_The problem:_
Below are records; work out how many of their lines hold the string "data" and give that number alone.

_Study material:_

^^^^^^^^^^^^^^^^

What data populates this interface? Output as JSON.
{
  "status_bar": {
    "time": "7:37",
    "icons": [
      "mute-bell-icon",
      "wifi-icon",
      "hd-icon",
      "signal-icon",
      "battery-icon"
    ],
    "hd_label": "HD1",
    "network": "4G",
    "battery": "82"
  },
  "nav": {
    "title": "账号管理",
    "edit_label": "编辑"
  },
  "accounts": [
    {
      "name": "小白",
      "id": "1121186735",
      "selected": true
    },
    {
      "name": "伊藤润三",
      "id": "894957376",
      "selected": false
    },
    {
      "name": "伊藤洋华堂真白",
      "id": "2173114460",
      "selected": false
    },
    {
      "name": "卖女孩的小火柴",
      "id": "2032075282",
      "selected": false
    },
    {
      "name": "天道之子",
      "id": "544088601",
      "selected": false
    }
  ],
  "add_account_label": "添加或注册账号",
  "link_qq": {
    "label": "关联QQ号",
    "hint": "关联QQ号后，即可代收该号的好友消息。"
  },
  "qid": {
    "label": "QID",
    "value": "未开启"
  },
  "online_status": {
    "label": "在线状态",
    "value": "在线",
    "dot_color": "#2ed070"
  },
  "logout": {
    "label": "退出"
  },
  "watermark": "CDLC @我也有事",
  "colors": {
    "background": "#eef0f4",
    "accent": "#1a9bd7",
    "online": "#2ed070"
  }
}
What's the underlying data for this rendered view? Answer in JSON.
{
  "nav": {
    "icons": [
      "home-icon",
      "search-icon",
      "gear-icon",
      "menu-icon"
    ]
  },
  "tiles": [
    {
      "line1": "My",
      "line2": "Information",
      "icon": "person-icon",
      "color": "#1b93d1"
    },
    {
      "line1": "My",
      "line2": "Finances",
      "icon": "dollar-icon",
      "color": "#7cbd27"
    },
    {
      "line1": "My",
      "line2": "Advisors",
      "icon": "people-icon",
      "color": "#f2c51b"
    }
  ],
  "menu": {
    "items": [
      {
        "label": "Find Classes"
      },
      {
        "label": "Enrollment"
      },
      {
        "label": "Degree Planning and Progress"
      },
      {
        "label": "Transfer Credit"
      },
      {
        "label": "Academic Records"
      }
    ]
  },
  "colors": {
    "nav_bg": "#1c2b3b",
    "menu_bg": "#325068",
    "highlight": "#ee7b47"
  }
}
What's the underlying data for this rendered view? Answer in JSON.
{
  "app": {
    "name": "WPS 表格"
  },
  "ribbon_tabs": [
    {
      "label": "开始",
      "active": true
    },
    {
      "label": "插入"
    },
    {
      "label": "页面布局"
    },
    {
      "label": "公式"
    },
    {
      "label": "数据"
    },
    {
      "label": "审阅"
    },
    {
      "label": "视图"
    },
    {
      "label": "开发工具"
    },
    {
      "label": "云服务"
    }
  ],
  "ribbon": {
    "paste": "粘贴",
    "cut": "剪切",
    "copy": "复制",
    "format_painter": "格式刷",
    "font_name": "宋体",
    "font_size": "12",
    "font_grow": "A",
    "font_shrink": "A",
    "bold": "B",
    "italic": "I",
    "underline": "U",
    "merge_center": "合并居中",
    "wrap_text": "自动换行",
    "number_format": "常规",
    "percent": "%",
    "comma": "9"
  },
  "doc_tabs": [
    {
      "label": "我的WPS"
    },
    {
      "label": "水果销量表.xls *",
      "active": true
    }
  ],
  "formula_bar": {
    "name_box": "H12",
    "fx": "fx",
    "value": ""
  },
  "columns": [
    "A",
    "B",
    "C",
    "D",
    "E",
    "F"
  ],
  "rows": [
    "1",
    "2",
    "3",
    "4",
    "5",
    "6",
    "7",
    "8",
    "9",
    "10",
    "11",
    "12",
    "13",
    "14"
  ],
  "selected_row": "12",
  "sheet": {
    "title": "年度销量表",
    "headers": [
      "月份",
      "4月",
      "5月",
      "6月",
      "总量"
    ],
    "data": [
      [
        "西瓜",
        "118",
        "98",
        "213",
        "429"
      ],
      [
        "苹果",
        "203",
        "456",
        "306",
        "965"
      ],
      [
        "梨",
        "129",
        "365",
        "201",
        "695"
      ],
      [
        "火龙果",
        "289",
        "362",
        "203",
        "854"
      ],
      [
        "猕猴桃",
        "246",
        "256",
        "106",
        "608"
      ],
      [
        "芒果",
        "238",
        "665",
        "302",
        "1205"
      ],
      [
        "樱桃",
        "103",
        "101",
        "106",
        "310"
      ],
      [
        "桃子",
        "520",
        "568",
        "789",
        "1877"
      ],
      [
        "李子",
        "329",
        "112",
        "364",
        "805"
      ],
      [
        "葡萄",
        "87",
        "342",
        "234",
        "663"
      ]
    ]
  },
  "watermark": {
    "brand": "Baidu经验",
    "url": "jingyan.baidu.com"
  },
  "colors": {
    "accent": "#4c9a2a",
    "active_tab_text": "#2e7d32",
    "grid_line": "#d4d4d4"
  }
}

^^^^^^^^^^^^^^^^

_Result:_
4